After WWII it was made almost illegal for American companies to actively take part in the rebuilding of Europe because it was believed that they would probably take advantage of Europe’s battered state. Similarly, it was felt that the best way to get Europe’s economy going again was to let European businesses do the reconstruction.
This just seems logical. If local businesses are doing the work and local labour is employed then the local economy will benefit. And it worked, Europe bounced back from the worst war in history with surprising speed.
So, since this proved that a local approach is highly effective when the US wanted to rebuild Iraq they naturally used the local construction industry, right?
No, of course not. They gave the reconstruction and service delivery contracts to Halliburton, Bechtel and a bunch of other American companies.
This is bad, and not just because it means that the local companies (who know the area, the culture, the language) will not benefit from the reconstruction and that American and Iraqi tax money will simply be funneled straight to US corporations.
It’s also bad because US contractors were made largely immune to prosecution under Iraqi law, something that has only recently been challenged. This immunity was made for all US military personnel. Then it was extended to the mercenaries (oh, I’m sorry, “security contractors”) who were doing much of the military’s work in Iraq.

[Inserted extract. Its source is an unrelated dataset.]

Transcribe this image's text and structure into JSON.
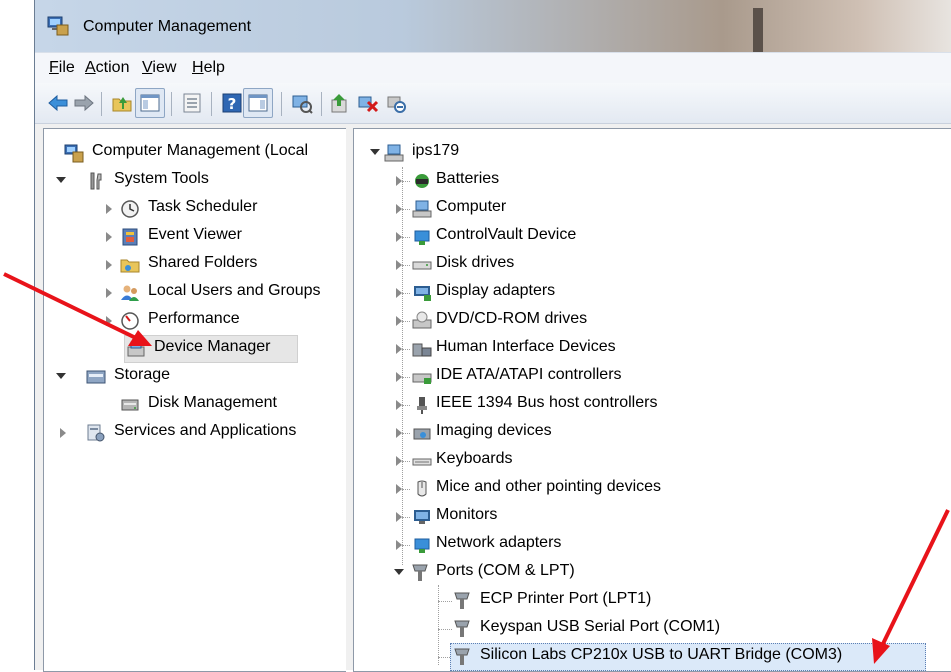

Things finally came to a head when a private security and reconstruction contractor called ‘Custer Battles’ (I swear, you can’t make this shit up) was found to be simply lying about doing the work it was paid to do.
But ‘CB’ had a defence ready. They claimed that because their work was so closely intertwined with that of the US government that it should also be immune from prosecution.
That’s how corrupt the US presence in Iraq is. It is so corrupt that a private company can claim, in court, that there is no difference between business and government.
But there is a further problem.
You see friends, the reason why the free market is a good idea (kinda) is because it means that companies have to offer a good service, or they won’t get any work.
There are two ways that this is enforced: competition and the law. Since US contractors in Iraq were pretty much invulnerable from a legal perspective there was no disincentive to acting illegally. But companies are supposed to compete with other companies to get work, so companies that don’t do their job soon go out of business, right?
Wrong, because many of the contractors in Iraq did not have to compete with other companies for their work. In fact Halliburton got millions and millions of dollars in contracts without even having to bid. They just said “I want that contract” and the government said “ok”.
Was this done because Buchey-Feld knew that those companies would pay them huge bribes?
Yes, it was.
So since the companies could not be prosecuted and were in no danger of losing their contracts it comes as no surprise that many of them just didn’t do what they were supposed to do.
To see the proof of this one only needs to look at the state of service delivery. Hospitals remain unbuilt, education is unavailable, roads and sewers are falling apart.
When the contractors are asked why this is they say that Iraq is just too dangerous and that the violence prevented them from doing their jobs.
Which is weird, because when you look at how foreign companies have been treating the now-privatised oil reserves you see that Iraq’s oil production is back up to several million barrels.
So the violence stops the people from benefiting, but you better believe the oil is coming out.
Because similar things were done in Chile, Russia, and New Orleans: there was some sort of disaster and in the wake corporations swooped in to take charge and fuck things up, horribly, while making massive profits.
So Iraq wasn’t about oil, it was about everything. Everything in Iraq, and everything outside of it, and the desire of private industries to suck everything of value from areas of the world to battered too defend themselves
[Standard Disclaimer: this post was entirely my own opinion and was not paid for in any way, directly or otherwise, by anyone or anything that stands to gain in any way from the ideas expressed herein.]